THE PROBLEM: Would you reproduce every record exactly, leaving out the pictures?

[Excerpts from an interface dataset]

========

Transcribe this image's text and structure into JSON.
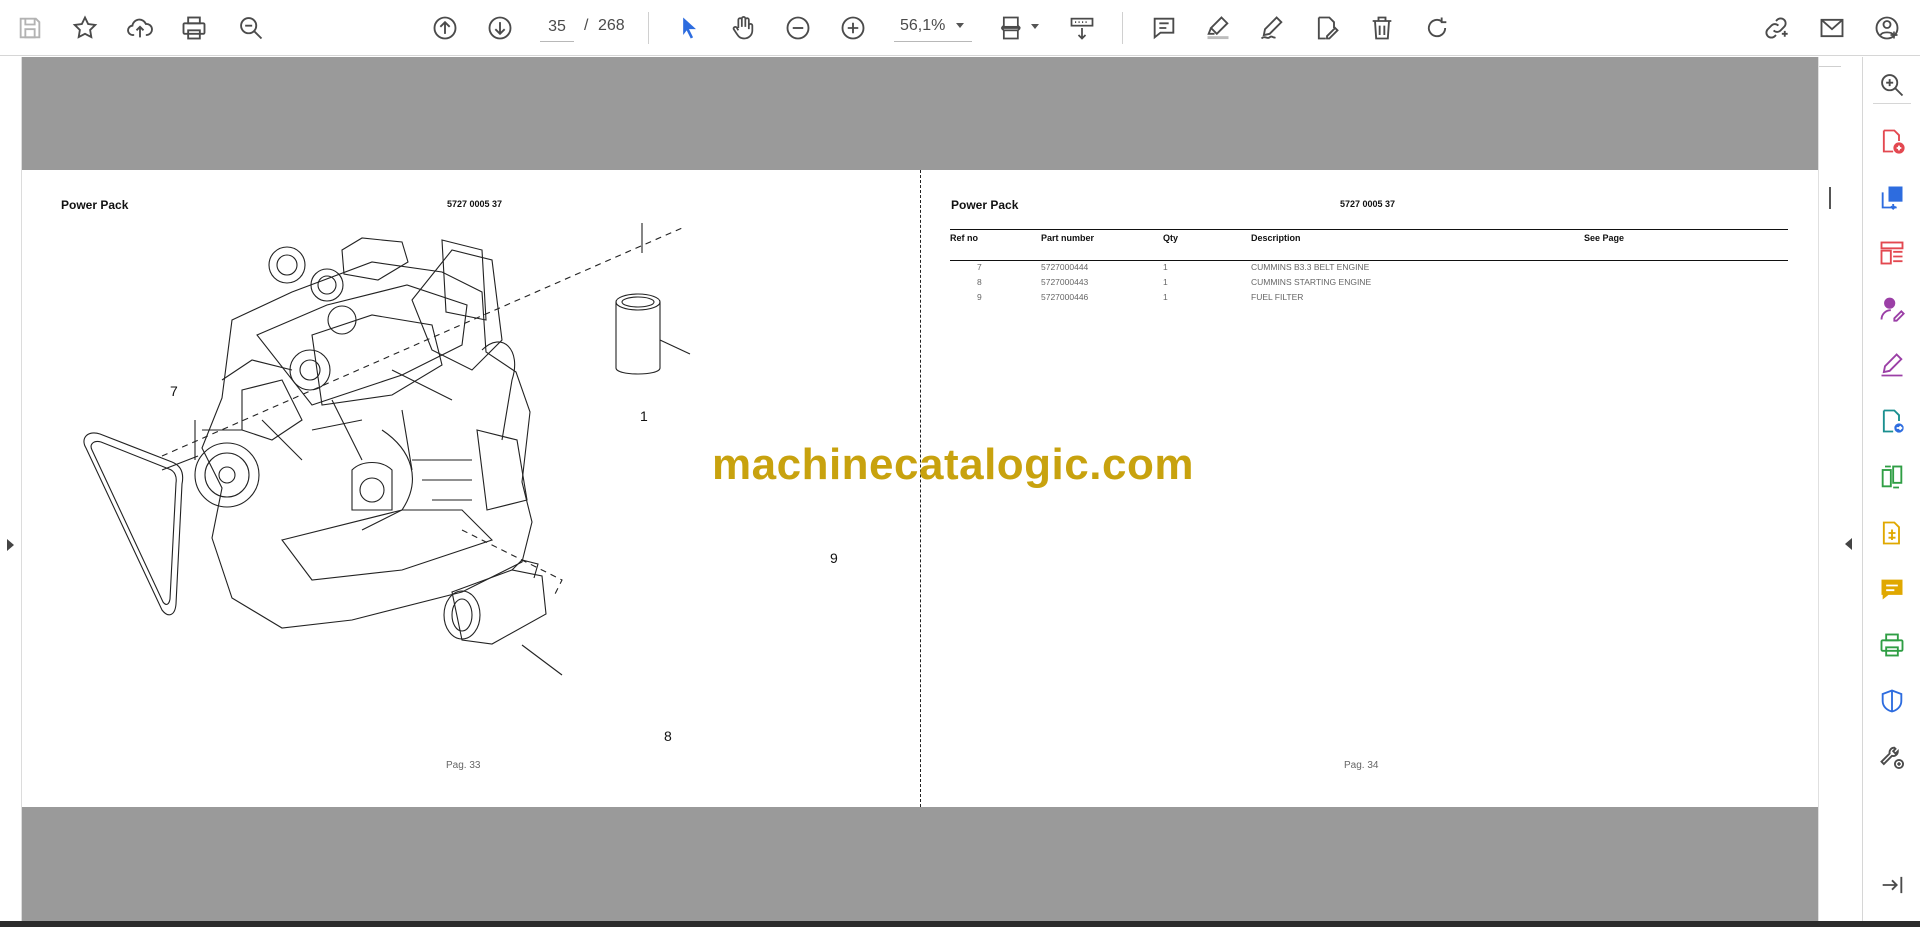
{
  "toolbar": {
    "page_current": "35",
    "page_separator": "/",
    "page_total": "268",
    "zoom": "56,1%",
    "icons": [
      "save-icon",
      "bookmark-star-icon",
      "cloud-upload-icon",
      "print-icon",
      "search-zoom-icon",
      "previous-page-icon",
      "next-page-icon",
      "select-cursor-icon",
      "hand-tool-icon",
      "zoom-out-icon",
      "zoom-in-icon",
      "fit-page-icon",
      "scroll-mode-icon",
      "comment-icon",
      "highlight-icon",
      "sign-icon",
      "edit-pdf-icon",
      "delete-icon",
      "rotate-icon",
      "share-link-icon",
      "email-icon",
      "account-icon"
    ]
  },
  "left_page": {
    "title": "Power Pack",
    "code": "5727 0005 37",
    "page_label": "Pag. 33",
    "callouts": [
      "7",
      "1",
      "9",
      "8"
    ]
  },
  "right_page": {
    "title": "Power Pack",
    "code": "5727 0005 37",
    "page_label": "Pag. 34",
    "table": {
      "headers": [
        "Ref no",
        "Part number",
        "Qty",
        "Description",
        "See Page"
      ],
      "rows": [
        [
          "7",
          "5727000444",
          "1",
          "CUMMINS B3.3 BELT ENGINE",
          ""
        ],
        [
          "8",
          "5727000443",
          "1",
          "CUMMINS STARTING ENGINE",
          ""
        ],
        [
          "9",
          "5727000446",
          "1",
          "FUEL FILTER",
          ""
        ]
      ]
    }
  },
  "watermark": "machinecatalogic.com",
  "right_panel": {
    "icons": [
      "search-zoom-panel-icon",
      "create-pdf-icon",
      "export-pdf-icon",
      "organize-pages-icon",
      "fill-sign-icon",
      "request-signature-icon",
      "send-for-review-icon",
      "compare-files-icon",
      "scan-ocr-icon",
      "comment-panel-icon",
      "print-production-icon",
      "protect-icon",
      "more-tools-icon",
      "collapse-panel-icon"
    ],
    "colors": {
      "red": "#e34850",
      "blue": "#2d6cdf",
      "purple": "#9b3fa6",
      "teal": "#1a8f8f",
      "green": "#2f9e44",
      "yellow": "#e0a800"
    }
  }
}
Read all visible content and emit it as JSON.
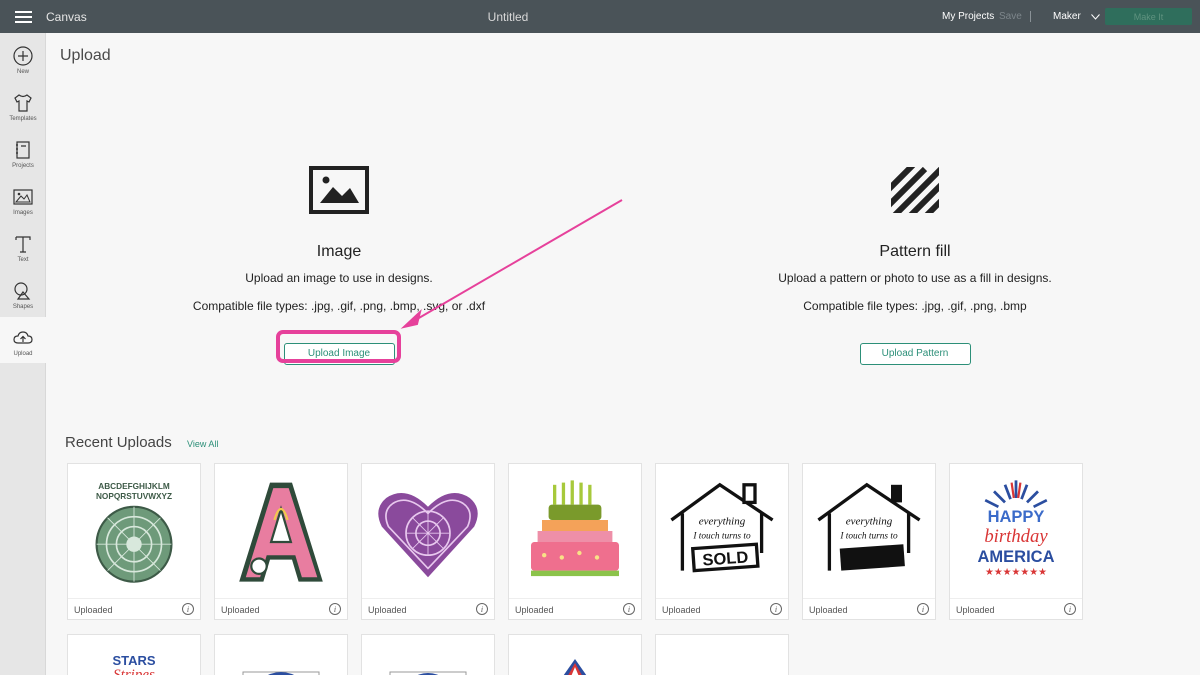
{
  "topbar": {
    "app_title": "Canvas",
    "doc_title": "Untitled",
    "my_projects": "My Projects",
    "save": "Save",
    "machine": "Maker",
    "make_it": "Make It"
  },
  "sidebar": {
    "items": [
      {
        "label": "New",
        "icon": "plus-circle-icon"
      },
      {
        "label": "Templates",
        "icon": "tshirt-icon"
      },
      {
        "label": "Projects",
        "icon": "notebook-icon"
      },
      {
        "label": "Images",
        "icon": "image-icon"
      },
      {
        "label": "Text",
        "icon": "text-t-icon"
      },
      {
        "label": "Shapes",
        "icon": "shapes-icon"
      },
      {
        "label": "Upload",
        "icon": "cloud-upload-icon"
      }
    ]
  },
  "page": {
    "title": "Upload"
  },
  "image_option": {
    "heading": "Image",
    "description": "Upload an image to use in designs.",
    "file_types": "Compatible file types: .jpg, .gif, .png, .bmp, .svg, or .dxf",
    "button": "Upload Image"
  },
  "pattern_option": {
    "heading": "Pattern fill",
    "description": "Upload a pattern or photo to use as a fill in designs.",
    "file_types": "Compatible file types: .jpg, .gif, .png, .bmp",
    "button": "Upload Pattern"
  },
  "recent": {
    "title": "Recent Uploads",
    "view_all": "View All",
    "items": [
      {
        "status": "Uploaded",
        "thumb": "alphabet-mandala",
        "text_top": "ABCDEFGHIJKLM",
        "text_bottom": "NOPQRSTUVWXYZ"
      },
      {
        "status": "Uploaded",
        "thumb": "letter-a-monogram",
        "text_top": "A"
      },
      {
        "status": "Uploaded",
        "thumb": "mandala-heart"
      },
      {
        "status": "Uploaded",
        "thumb": "birthday-cake"
      },
      {
        "status": "Uploaded",
        "thumb": "house-sold-sign",
        "text_top": "everything",
        "text_bottom": "I touch turns to",
        "text_sign": "SOLD"
      },
      {
        "status": "Uploaded",
        "thumb": "house-blank-sign",
        "text_top": "everything",
        "text_bottom": "I touch turns to"
      },
      {
        "status": "Uploaded",
        "thumb": "happy-birthday-america",
        "text_top": "HAPPY",
        "text_bottom": "birthday",
        "text_sign": "AMERICA"
      }
    ],
    "partial_items": [
      {
        "thumb": "stars-stripes",
        "text_top": "STARS",
        "text_bottom": "Stripes"
      },
      {
        "thumb": "flag-partial"
      },
      {
        "thumb": "flag-partial-2"
      },
      {
        "thumb": "triangle-flag"
      },
      {
        "thumb": "blank"
      }
    ]
  },
  "colors": {
    "topbar": "#4a5358",
    "accent": "#2c8f78",
    "highlight": "#e6419b"
  }
}
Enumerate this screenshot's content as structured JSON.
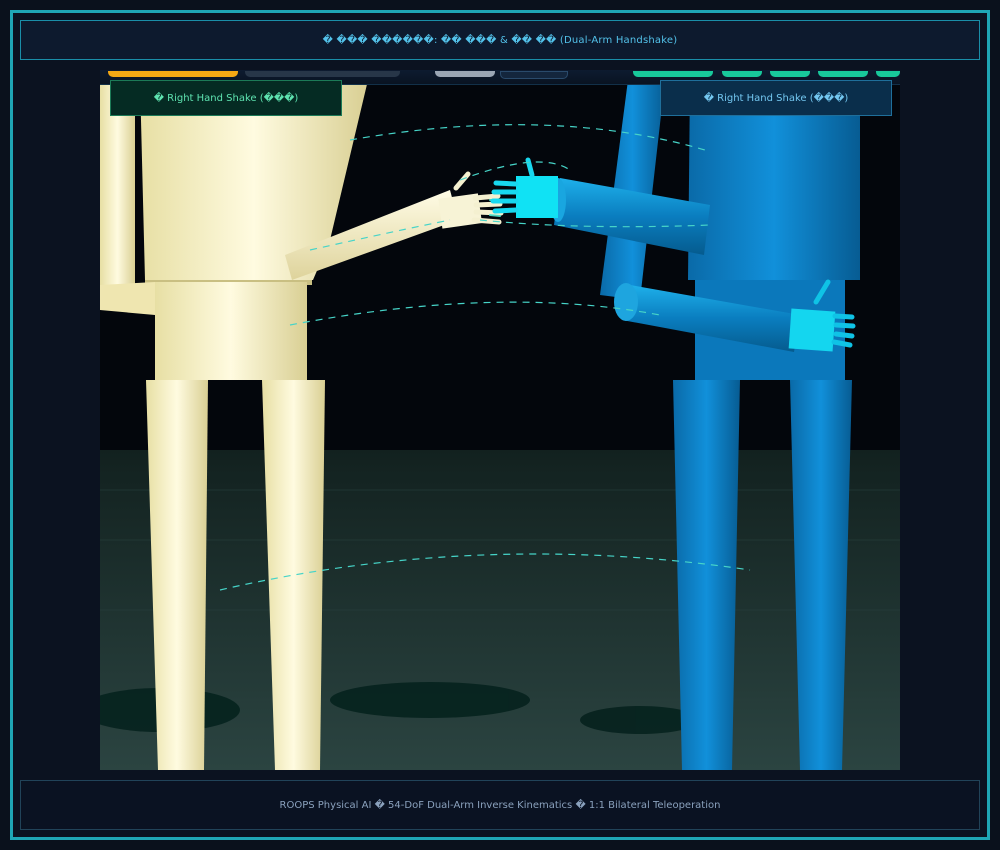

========

EXERCISE RESULT:
Transcribe this image's text and structure into JSON.
{
  "toolbar": {
    "page_current": "35",
    "page_separator": "/",
    "page_total": "268",
    "zoom": "56,1%",
    "icons": [
      "save-icon",
      "bookmark-star-icon",
      "cloud-upload-icon",
      "print-icon",
      "search-zoom-icon",
      "previous-page-icon",
      "next-page-icon",
      "select-cursor-icon",
      "hand-tool-icon",
      "zoom-out-icon",
      "zoom-in-icon",
      "fit-page-icon",
      "scroll-mode-icon",
      "comment-icon",
      "highlight-icon",
      "sign-icon",
      "edit-pdf-icon",
      "delete-icon",
      "rotate-icon",
      "share-link-icon",
      "email-icon",
      "account-icon"
    ]
  },
  "left_page": {
    "title": "Power Pack",
    "code": "5727 0005 37",
    "page_label": "Pag. 33",
    "callouts": [
      "7",
      "1",
      "9",
      "8"
    ]
  },
  "right_page": {
    "title": "Power Pack",
    "code": "5727 0005 37",
    "page_label": "Pag. 34",
    "table": {
      "headers": [
        "Ref no",
        "Part number",
        "Qty",
        "Description",
        "See Page"
      ],
      "rows": [
        [
          "7",
          "5727000444",
          "1",
          "CUMMINS B3.3 BELT ENGINE",
          ""
        ],
        [
          "8",
          "5727000443",
          "1",
          "CUMMINS STARTING ENGINE",
          ""
        ],
        [
          "9",
          "5727000446",
          "1",
          "FUEL FILTER",
          ""
        ]
      ]
    }
  },
  "watermark": "machinecatalogic.com",
  "right_panel": {
    "icons": [
      "search-zoom-panel-icon",
      "create-pdf-icon",
      "export-pdf-icon",
      "organize-pages-icon",
      "fill-sign-icon",
      "request-signature-icon",
      "send-for-review-icon",
      "compare-files-icon",
      "scan-ocr-icon",
      "comment-panel-icon",
      "print-production-icon",
      "protect-icon",
      "more-tools-icon",
      "collapse-panel-icon"
    ],
    "colors": {
      "red": "#e34850",
      "blue": "#2d6cdf",
      "purple": "#9b3fa6",
      "teal": "#1a8f8f",
      "green": "#2f9e44",
      "yellow": "#e0a800"
    }
  }
}
Read all visible content and emit it as JSON.
{
  "topbar": {
    "app_title": "Canvas",
    "doc_title": "Untitled",
    "my_projects": "My Projects",
    "save": "Save",
    "machine": "Maker",
    "make_it": "Make It"
  },
  "sidebar": {
    "items": [
      {
        "label": "New",
        "icon": "plus-circle-icon"
      },
      {
        "label": "Templates",
        "icon": "tshirt-icon"
      },
      {
        "label": "Projects",
        "icon": "notebook-icon"
      },
      {
        "label": "Images",
        "icon": "image-icon"
      },
      {
        "label": "Text",
        "icon": "text-t-icon"
      },
      {
        "label": "Shapes",
        "icon": "shapes-icon"
      },
      {
        "label": "Upload",
        "icon": "cloud-upload-icon"
      }
    ]
  },
  "page": {
    "title": "Upload"
  },
  "image_option": {
    "heading": "Image",
    "description": "Upload an image to use in designs.",
    "file_types": "Compatible file types: .jpg, .gif, .png, .bmp, .svg, or .dxf",
    "button": "Upload Image"
  },
  "pattern_option": {
    "heading": "Pattern fill",
    "description": "Upload a pattern or photo to use as a fill in designs.",
    "file_types": "Compatible file types: .jpg, .gif, .png, .bmp",
    "button": "Upload Pattern"
  },
  "recent": {
    "title": "Recent Uploads",
    "view_all": "View All",
    "items": [
      {
        "status": "Uploaded",
        "thumb": "alphabet-mandala",
        "text_top": "ABCDEFGHIJKLM",
        "text_bottom": "NOPQRSTUVWXYZ"
      },
      {
        "status": "Uploaded",
        "thumb": "letter-a-monogram",
        "text_top": "A"
      },
      {
        "status": "Uploaded",
        "thumb": "mandala-heart"
      },
      {
        "status": "Uploaded",
        "thumb": "birthday-cake"
      },
      {
        "status": "Uploaded",
        "thumb": "house-sold-sign",
        "text_top": "everything",
        "text_bottom": "I touch turns to",
        "text_sign": "SOLD"
      },
      {
        "status": "Uploaded",
        "thumb": "house-blank-sign",
        "text_top": "everything",
        "text_bottom": "I touch turns to"
      },
      {
        "status": "Uploaded",
        "thumb": "happy-birthday-america",
        "text_top": "HAPPY",
        "text_bottom": "birthday",
        "text_sign": "AMERICA"
      }
    ],
    "partial_items": [
      {
        "thumb": "stars-stripes",
        "text_top": "STARS",
        "text_bottom": "Stripes"
      },
      {
        "thumb": "flag-partial"
      },
      {
        "thumb": "flag-partial-2"
      },
      {
        "thumb": "triangle-flag"
      },
      {
        "thumb": "blank"
      }
    ]
  },
  "colors": {
    "topbar": "#4a5358",
    "accent": "#2c8f78",
    "highlight": "#e6419b"
  }
}
Enumerate this screenshot's content as structured JSON.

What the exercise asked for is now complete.